U.S. plans to export LNG largely have Asian customers in mind, as prices there are almost twice as high as in Europe, so Europeans would have to match those prices to secure supply.
“European LNG imports have declined steadily since early 2011, reaching a nine-year low in 2013 as Asian and Latin American demand continued to grow,” BG Group, a major LNG shipper, said in its global trade summary published this month, adding that it did not see this trend changing soon.
Europe may, however, be able to tap a much bigger and closer gas source.
Almost one trillion cubic meters of recoverable natural gas has been discovered in Israeli and Cypriot waters, enough to supply Europe for more than two years.
Although export projects are at early stages and politically difficult due to the region’s instability, increased efforts are being made to make some of its gas available to Europe, and with Cyprus the EU would gain a new and internal supply source.
“With recent events in Europe ... and the aspiration of different countries to diversify their gas supply, that puts another spotlight on our massive resources,” said Gideon Tadmor, CEO of Avner Oil, a leading developer of the region’s resources, at a conference this month.
But accessing East Mediterranean gas will be expensive. Cost estimates to develop Cyprus’s gas export project alone are as high as $10 billion and would be the largest investment in the island’s history.

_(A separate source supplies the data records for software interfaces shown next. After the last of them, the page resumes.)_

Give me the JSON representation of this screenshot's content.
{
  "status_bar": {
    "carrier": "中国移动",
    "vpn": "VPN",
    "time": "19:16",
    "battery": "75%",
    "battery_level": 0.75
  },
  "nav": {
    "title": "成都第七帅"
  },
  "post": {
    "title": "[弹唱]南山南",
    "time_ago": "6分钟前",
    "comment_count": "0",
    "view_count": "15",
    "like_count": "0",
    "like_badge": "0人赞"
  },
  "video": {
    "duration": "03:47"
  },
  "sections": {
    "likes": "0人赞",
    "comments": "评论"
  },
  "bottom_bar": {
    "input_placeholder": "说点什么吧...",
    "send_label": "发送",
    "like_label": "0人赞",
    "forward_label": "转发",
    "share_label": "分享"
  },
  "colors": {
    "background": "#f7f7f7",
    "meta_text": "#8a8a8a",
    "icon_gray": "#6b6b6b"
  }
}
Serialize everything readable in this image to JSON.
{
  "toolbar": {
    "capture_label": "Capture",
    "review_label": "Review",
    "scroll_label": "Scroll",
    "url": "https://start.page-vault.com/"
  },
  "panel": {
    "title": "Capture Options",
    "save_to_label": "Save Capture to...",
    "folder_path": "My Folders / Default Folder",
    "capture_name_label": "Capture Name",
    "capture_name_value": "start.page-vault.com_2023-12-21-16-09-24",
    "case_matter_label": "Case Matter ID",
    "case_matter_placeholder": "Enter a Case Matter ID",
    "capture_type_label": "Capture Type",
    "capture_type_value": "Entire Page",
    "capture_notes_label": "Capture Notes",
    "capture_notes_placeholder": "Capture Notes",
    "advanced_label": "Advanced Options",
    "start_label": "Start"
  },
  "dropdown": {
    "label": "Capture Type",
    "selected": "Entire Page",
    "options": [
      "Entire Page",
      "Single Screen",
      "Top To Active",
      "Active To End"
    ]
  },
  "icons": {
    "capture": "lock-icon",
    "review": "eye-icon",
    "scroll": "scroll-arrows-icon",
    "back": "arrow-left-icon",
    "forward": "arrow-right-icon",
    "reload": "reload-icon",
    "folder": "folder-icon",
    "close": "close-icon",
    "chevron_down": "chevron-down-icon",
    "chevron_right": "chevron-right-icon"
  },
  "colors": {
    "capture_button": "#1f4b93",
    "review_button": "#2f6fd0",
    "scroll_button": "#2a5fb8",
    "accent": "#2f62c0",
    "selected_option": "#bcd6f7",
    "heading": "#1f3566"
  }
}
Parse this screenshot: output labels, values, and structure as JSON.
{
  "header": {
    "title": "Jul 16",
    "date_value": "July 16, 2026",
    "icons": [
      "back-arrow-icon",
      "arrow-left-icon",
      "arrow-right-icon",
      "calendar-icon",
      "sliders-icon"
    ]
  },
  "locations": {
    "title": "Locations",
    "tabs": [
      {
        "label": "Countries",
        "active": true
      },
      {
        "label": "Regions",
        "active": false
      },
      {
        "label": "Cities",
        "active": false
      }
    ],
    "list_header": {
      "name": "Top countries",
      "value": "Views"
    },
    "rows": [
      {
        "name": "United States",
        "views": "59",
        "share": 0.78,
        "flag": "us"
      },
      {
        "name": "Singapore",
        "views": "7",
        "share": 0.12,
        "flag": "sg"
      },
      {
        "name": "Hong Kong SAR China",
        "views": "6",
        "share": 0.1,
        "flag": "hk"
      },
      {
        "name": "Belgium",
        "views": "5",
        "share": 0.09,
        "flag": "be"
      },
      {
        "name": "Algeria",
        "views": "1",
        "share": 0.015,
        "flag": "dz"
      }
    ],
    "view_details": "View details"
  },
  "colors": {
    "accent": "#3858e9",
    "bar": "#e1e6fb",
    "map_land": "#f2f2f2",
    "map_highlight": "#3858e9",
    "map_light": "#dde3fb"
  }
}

Building gas export facilities in the region will also be politically challenging.
“Someone will have to win a Nobel Peace Prize before getting the region’s gas flowing,” one source involved in exploration said.
It also might not succeed in cutting out the Russian interest; Gazprom is one of the companies that is interested in developing the region’s gas fields for export.
Though Europe’s conventional gas reserves are declining, some still harbor hopes that Europe could repeat the U.S. success in developing shale gas.
While Europe has estimated reserves about three-quarters of the U.S. figure, its geology is more complicated and it will be more costly to extract. The politics also look more fraught, with governments such as France, Bulgaria and Germany already halting exploration in the face of public opposition.
Measures to increase the share of renewables also haven’t helped to address Russia’s gas supply dominance.
Since their output varies strongly depending on weather conditions, renewables still require back-up by conventional power stations such as coal, nuclear or natural gas.
Coal is unpopular, given Europe’s emissions reduction targets, and the prospects of increasing use of atomic power have been undermined by Germany and others’ decision to give up on nuclear.
History shows limited success in loosening Russia’s grip.
Europe’s biggest recent effort was the Nabucco pipeline, which was supposed to meet 5 percent of Europe’s gas demand from producers in Central Asia and break Russia’s almost complete supply monopoly in Central and Southeast Europe.
But cost overruns, a lack of available gas, as well as Russian lobbying meant that the alternative, smaller Trans Adriatic Pipeline project was chosen, which will meet around 2 percent of EU demand by pumping Azeri gas via Albania, Greece and into Italy, which is already a well diversified gas market.
“On Nabucco, it has been game, set and match to the Russians,” said Oxford’s Helm.
Nabucco’s failure has left the field open for Gazprom to build its huge South Stream gas pipeline, which plans to meet 10 percent of Europe’s demand by pumping gas via the Black Sea into Southeast Europe towards the end of the decade, cementing its dominant role in the region.
Additional reporting by Barbara Lewis in Brussels and Oleg Vukmanovic in London; Editing by Will Waterman